Technology is moving forward at a rapid pace, and we do our best to deliver the inside info on these new technologies to our readers as quickly and effectively as possible. When we heard about these new ready-to-assemble piston kits coming from Mahle, we had to get a closer look.

Under normal circumstances, pistons are far from being ready to install when you receive them. This is because of the fine-tuning most custom parts require before actually being installed into a working engine. Whether it be machine work on the valve notches, simple smoothing of sharp edges, or weight and balance machining, pistons normally see some type of effort and input prior to getting hung on the rods. These processes are not necessary with the new PowerPak piston kits from Mahle.

As various types of engine coatings have become more common, this step is elbowing its way into the regular list of "must-do" items accompanying new pistons. Many builders have seen the increased compression ratios possible with coated parts, and the benefits of friction-reducing coatings on piston skirts is well-documented. Sharp builders have learned how critical temperature control inside the combustion chamber is, and coated pistons (along with coated chambers and valves) go a long way toward keeping detonation at bay and making each pistons contribution to the torque at the flywheel more consistent from cylinder to cylinder.

Mahle pistons are much more common in European racing, and they are making a bold statement in domestic race markets as well. Their precision manufacturing and complete "ready to run" status is finding favor with race engine builders, and now this level of convenience is being made readily available to street enthusiasts as well.

Mahle's new piston kits are pre-weighed, completely finished, treated with both friction reducing and thermal barrier coatings, and shipped with pre-fitted pins.
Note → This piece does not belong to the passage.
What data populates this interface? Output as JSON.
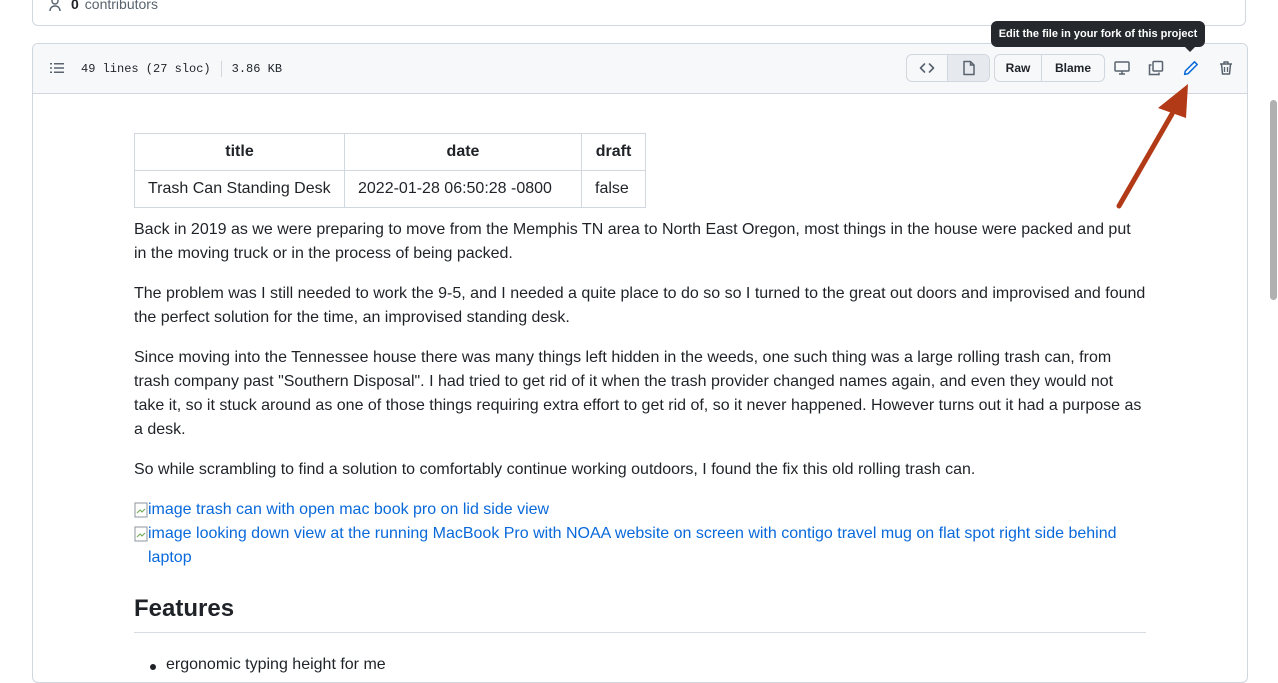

They are literally ready to be washed, have the rings (which are included) installed, and be hung on the rods ready for installation.

If you compare prices, you'll find Mahle's kits are more expensive than other manufacturers parts. When considering the time saved by not having to go through a lengthy preparation procedure prior to installation, and not having to wait for the parts to get coated, money can actually be saved in the long run. Mahle has begun releasing kits for the most popular domestic applications, and we took a look at one of its typical small-block Chevy kits; this one for a .040-inch overbored 350 or 327 (4.040-inch bore size).